Your goal
Work through the records below, line by line, and say how many lines include "author", with nothing else.

Supplied information
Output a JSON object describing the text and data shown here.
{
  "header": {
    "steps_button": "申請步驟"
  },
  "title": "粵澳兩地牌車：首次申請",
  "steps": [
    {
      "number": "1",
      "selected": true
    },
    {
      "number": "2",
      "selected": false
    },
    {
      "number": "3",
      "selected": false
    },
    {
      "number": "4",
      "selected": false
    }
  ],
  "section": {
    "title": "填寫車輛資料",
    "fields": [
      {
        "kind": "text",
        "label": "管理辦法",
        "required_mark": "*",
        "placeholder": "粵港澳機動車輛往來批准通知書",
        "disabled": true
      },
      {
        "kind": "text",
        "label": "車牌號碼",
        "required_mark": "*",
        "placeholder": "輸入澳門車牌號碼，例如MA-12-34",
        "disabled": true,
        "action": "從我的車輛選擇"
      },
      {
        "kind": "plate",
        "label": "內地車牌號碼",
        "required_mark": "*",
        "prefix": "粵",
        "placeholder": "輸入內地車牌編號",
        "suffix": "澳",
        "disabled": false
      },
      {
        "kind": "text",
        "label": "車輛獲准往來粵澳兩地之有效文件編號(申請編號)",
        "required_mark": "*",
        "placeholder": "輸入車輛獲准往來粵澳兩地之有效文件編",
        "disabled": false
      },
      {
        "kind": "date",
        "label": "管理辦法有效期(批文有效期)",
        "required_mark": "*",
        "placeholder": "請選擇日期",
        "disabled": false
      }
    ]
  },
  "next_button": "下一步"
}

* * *

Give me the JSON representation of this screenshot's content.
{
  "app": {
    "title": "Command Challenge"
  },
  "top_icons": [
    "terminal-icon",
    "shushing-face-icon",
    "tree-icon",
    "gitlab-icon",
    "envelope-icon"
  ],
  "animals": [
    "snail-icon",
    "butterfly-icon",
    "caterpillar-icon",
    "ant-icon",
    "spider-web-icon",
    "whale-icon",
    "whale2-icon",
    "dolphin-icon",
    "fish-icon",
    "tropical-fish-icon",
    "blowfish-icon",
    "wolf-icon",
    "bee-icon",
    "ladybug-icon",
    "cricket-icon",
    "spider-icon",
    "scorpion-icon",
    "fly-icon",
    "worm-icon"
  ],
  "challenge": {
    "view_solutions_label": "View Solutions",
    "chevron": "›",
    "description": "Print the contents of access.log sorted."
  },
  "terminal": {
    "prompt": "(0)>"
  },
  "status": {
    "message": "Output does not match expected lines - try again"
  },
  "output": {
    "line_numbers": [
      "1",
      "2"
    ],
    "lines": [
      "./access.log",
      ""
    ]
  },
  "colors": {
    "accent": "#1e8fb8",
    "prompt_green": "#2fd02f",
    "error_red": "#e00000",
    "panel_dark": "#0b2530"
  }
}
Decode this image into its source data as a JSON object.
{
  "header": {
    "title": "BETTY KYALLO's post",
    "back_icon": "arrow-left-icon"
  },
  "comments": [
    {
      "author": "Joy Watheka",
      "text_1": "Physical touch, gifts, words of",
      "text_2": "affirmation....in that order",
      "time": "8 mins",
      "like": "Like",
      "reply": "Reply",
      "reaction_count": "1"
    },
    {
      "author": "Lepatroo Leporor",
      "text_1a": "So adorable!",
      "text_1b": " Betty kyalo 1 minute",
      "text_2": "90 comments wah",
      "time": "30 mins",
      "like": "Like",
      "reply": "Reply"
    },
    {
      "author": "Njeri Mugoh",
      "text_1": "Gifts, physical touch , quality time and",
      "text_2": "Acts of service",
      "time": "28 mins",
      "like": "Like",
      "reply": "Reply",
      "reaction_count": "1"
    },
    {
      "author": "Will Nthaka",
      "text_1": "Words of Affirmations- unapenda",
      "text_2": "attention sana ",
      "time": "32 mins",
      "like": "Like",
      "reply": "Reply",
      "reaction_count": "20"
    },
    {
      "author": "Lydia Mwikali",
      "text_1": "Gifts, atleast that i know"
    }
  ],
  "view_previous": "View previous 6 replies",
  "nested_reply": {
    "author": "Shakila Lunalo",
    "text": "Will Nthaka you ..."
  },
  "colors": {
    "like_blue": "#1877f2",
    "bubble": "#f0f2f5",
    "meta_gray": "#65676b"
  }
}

Answer for the task
6